**To do**. Each entry must be restated word for word.

**Excerpted data**.
== == ==
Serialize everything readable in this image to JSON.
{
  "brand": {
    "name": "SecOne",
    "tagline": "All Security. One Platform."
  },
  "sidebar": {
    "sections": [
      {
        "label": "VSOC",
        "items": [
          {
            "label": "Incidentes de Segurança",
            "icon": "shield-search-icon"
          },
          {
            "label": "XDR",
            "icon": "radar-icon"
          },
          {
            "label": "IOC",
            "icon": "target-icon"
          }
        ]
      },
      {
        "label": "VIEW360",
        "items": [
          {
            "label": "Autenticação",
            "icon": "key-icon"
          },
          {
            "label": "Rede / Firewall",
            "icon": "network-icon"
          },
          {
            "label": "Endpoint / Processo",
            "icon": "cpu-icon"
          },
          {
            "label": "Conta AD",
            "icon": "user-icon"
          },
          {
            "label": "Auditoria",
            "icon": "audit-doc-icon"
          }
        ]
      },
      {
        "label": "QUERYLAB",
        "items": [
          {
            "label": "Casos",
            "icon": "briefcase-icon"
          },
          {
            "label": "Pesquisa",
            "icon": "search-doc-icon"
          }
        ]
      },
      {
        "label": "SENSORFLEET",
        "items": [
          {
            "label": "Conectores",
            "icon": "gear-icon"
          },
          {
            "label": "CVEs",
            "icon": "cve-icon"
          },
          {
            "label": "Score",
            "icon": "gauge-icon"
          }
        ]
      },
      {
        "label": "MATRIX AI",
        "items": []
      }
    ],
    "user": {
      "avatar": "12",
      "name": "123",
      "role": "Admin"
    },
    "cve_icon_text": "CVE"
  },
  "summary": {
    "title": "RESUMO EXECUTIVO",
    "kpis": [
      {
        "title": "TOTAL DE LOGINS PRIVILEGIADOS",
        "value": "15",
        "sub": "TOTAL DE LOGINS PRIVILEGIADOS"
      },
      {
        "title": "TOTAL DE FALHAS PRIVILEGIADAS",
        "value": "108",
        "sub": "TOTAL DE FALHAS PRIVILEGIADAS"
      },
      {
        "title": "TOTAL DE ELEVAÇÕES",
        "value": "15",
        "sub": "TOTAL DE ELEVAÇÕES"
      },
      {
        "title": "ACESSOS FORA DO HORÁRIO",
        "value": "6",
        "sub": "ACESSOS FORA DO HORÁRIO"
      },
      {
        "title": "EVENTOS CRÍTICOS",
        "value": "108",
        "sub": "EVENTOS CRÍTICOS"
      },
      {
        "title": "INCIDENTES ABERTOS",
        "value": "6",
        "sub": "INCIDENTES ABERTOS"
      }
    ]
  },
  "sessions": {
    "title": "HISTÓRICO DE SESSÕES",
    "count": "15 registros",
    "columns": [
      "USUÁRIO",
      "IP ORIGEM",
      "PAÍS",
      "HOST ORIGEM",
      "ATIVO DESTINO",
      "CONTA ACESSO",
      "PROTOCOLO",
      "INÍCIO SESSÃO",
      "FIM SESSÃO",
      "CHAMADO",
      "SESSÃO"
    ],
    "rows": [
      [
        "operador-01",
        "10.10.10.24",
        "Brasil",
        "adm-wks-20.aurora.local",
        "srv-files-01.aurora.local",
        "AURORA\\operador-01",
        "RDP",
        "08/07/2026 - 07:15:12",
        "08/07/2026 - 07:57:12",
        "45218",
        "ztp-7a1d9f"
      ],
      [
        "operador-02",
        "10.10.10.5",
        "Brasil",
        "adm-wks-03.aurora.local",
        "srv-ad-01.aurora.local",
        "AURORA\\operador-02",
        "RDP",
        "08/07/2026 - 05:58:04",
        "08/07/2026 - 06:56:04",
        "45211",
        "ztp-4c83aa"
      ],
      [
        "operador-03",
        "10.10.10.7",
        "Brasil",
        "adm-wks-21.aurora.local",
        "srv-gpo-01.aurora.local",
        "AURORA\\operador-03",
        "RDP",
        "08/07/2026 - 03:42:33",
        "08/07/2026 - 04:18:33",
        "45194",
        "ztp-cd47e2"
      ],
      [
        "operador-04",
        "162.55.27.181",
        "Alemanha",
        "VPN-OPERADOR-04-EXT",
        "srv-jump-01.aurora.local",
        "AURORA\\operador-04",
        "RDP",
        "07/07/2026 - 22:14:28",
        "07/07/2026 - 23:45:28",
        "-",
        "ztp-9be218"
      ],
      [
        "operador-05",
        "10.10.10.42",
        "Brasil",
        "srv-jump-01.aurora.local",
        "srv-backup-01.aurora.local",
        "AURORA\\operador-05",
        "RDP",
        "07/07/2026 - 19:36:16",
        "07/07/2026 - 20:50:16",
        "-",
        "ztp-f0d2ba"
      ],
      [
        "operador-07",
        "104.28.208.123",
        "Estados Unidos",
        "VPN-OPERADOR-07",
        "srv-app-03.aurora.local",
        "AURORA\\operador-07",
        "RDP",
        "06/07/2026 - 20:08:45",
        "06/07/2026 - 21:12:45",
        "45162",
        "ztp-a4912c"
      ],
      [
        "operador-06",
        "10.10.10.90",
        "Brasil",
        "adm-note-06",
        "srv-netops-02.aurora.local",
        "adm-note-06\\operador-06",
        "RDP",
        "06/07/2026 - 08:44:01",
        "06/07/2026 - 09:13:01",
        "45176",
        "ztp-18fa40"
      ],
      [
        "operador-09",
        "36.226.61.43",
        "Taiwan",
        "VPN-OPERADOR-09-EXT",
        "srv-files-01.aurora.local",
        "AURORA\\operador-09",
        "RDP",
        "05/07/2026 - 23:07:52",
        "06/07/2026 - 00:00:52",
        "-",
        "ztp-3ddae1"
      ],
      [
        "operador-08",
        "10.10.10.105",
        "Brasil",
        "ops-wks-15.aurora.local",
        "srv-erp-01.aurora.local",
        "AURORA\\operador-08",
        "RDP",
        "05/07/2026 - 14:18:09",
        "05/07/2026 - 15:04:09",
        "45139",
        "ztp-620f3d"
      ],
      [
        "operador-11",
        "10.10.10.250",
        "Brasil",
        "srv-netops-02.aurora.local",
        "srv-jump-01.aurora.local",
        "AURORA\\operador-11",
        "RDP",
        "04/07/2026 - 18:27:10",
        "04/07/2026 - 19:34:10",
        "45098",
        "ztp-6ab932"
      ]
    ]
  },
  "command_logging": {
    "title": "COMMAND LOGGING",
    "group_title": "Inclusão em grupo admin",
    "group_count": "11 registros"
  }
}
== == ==
**Your solution**.
Serialize everything readable in this image to JSON.
{
  "brand": {
    "name": "SecOne",
    "tagline": "All Security. One Platform."
  },
  "sidebar": {
    "sections": [
      {
        "label": "VSOC",
        "items": [
          {
            "label": "Incidentes de Segurança",
            "icon": "shield-search-icon"
          },
          {
            "label": "XDR",
            "icon": "radar-icon"
          },
          {
            "label": "IOC",
            "icon": "target-icon"
          }
        ]
      },
      {
        "label": "VIEW360",
        "items": [
          {
            "label": "Autenticação",
            "icon": "key-icon"
          },
          {
            "label": "Rede / Firewall",
            "icon": "network-icon"
          },
          {
            "label": "Endpoint / Processo",
            "icon": "cpu-icon"
          },
          {
            "label": "Conta AD",
            "icon": "user-icon"
          },
          {
            "label": "Auditoria",
            "icon": "audit-doc-icon"
          }
        ]
      },
      {
        "label": "QUERYLAB",
        "items": [
          {
            "label": "Casos",
            "icon": "briefcase-icon"
          },
          {
            "label": "Pesquisa",
            "icon": "search-doc-icon"
          }
        ]
      },
      {
        "label": "SENSORFLEET",
        "items": [
          {
            "label": "Conectores",
            "icon": "gear-icon"
          },
          {
            "label": "CVEs",
            "icon": "cve-icon"
          },
          {
            "label": "Score",
            "icon": "gauge-icon"
          }
        ]
      },
      {
        "label": "MATRIX AI",
        "items": []
      }
    ],
    "user": {
      "avatar": "12",
      "name": "123",
      "role": "Admin"
    },
    "cve_icon_text": "CVE"
  },
  "summary": {
    "title": "RESUMO EXECUTIVO",
    "kpis": [
      {
        "title": "TOTAL DE LOGINS PRIVILEGIADOS",
        "value": "15",
        "sub": "TOTAL DE LOGINS PRIVILEGIADOS"
      },
      {
        "title": "TOTAL DE FALHAS PRIVILEGIADAS",
        "value": "108",
        "sub": "TOTAL DE FALHAS PRIVILEGIADAS"
      },
      {
        "title": "TOTAL DE ELEVAÇÕES",
        "value": "15",
        "sub": "TOTAL DE ELEVAÇÕES"
      },
      {
        "title": "ACESSOS FORA DO HORÁRIO",
        "value": "6",
        "sub": "ACESSOS FORA DO HORÁRIO"
      },
      {
        "title": "EVENTOS CRÍTICOS",
        "value": "108",
        "sub": "EVENTOS CRÍTICOS"
      },
      {
        "title": "INCIDENTES ABERTOS",
        "value": "6",
        "sub": "INCIDENTES ABERTOS"
      }
    ]
  },
  "sessions": {
    "title": "HISTÓRICO DE SESSÕES",
    "count": "15 registros",
    "columns": [
      "USUÁRIO",
      "IP ORIGEM",
      "PAÍS",
      "HOST ORIGEM",
      "ATIVO DESTINO",
      "CONTA ACESSO",
      "PROTOCOLO",
      "INÍCIO SESSÃO",
      "FIM SESSÃO",
      "CHAMADO",
      "SESSÃO"
    ],
    "rows": [
      [
        "operador-01",
        "10.10.10.24",
        "Brasil",
        "adm-wks-20.aurora.local",
        "srv-files-01.aurora.local",
        "AURORA\\operador-01",
        "RDP",
        "08/07/2026 - 07:15:12",
        "08/07/2026 - 07:57:12",
        "45218",
        "ztp-7a1d9f"
      ],
      [
        "operador-02",
        "10.10.10.5",
        "Brasil",
        "adm-wks-03.aurora.local",
        "srv-ad-01.aurora.local",
        "AURORA\\operador-02",
        "RDP",
        "08/07/2026 - 05:58:04",
        "08/07/2026 - 06:56:04",
        "45211",
        "ztp-4c83aa"
      ],
      [
        "operador-03",
        "10.10.10.7",
        "Brasil",
        "adm-wks-21.aurora.local",
        "srv-gpo-01.aurora.local",
        "AURORA\\operador-03",
        "RDP",
        "08/07/2026 - 03:42:33",
        "08/07/2026 - 04:18:33",
        "45194",
        "ztp-cd47e2"
      ],
      [
        "operador-04",
        "162.55.27.181",
        "Alemanha",
        "VPN-OPERADOR-04-EXT",
        "srv-jump-01.aurora.local",
        "AURORA\\operador-04",
        "RDP",
        "07/07/2026 - 22:14:28",
        "07/07/2026 - 23:45:28",
        "-",
        "ztp-9be218"
      ],
      [
        "operador-05",
        "10.10.10.42",
        "Brasil",
        "srv-jump-01.aurora.local",
        "srv-backup-01.aurora.local",
        "AURORA\\operador-05",
        "RDP",
        "07/07/2026 - 19:36:16",
        "07/07/2026 - 20:50:16",
        "-",
        "ztp-f0d2ba"
      ],
      [
        "operador-07",
        "104.28.208.123",
        "Estados Unidos",
        "VPN-OPERADOR-07",
        "srv-app-03.aurora.local",
        "AURORA\\operador-07",
        "RDP",
        "06/07/2026 - 20:08:45",
        "06/07/2026 - 21:12:45",
        "45162",
        "ztp-a4912c"
      ],
      [
        "operador-06",
        "10.10.10.90",
        "Brasil",
        "adm-note-06",
        "srv-netops-02.aurora.local",
        "adm-note-06\\operador-06",
        "RDP",
        "06/07/2026 - 08:44:01",
        "06/07/2026 - 09:13:01",
        "45176",
        "ztp-18fa40"
      ],
      [
        "operador-09",
        "36.226.61.43",
        "Taiwan",
        "VPN-OPERADOR-09-EXT",
        "srv-files-01.aurora.local",
        "AURORA\\operador-09",
        "RDP",
        "05/07/2026 - 23:07:52",
        "06/07/2026 - 00:00:52",
        "-",
        "ztp-3ddae1"
      ],
      [
        "operador-08",
        "10.10.10.105",
        "Brasil",
        "ops-wks-15.aurora.local",
        "srv-erp-01.aurora.local",
        "AURORA\\operador-08",
        "RDP",
        "05/07/2026 - 14:18:09",
        "05/07/2026 - 15:04:09",
        "45139",
        "ztp-620f3d"
      ],
      [
        "operador-11",
        "10.10.10.250",
        "Brasil",
        "srv-netops-02.aurora.local",
        "srv-jump-01.aurora.local",
        "AURORA\\operador-11",
        "RDP",
        "04/07/2026 - 18:27:10",
        "04/07/2026 - 19:34:10",
        "45098",
        "ztp-6ab932"
      ]
    ]
  },
  "command_logging": {
    "title": "COMMAND LOGGING",
    "group_title": "Inclusão em grupo admin",
    "group_count": "11 registros"
  }
}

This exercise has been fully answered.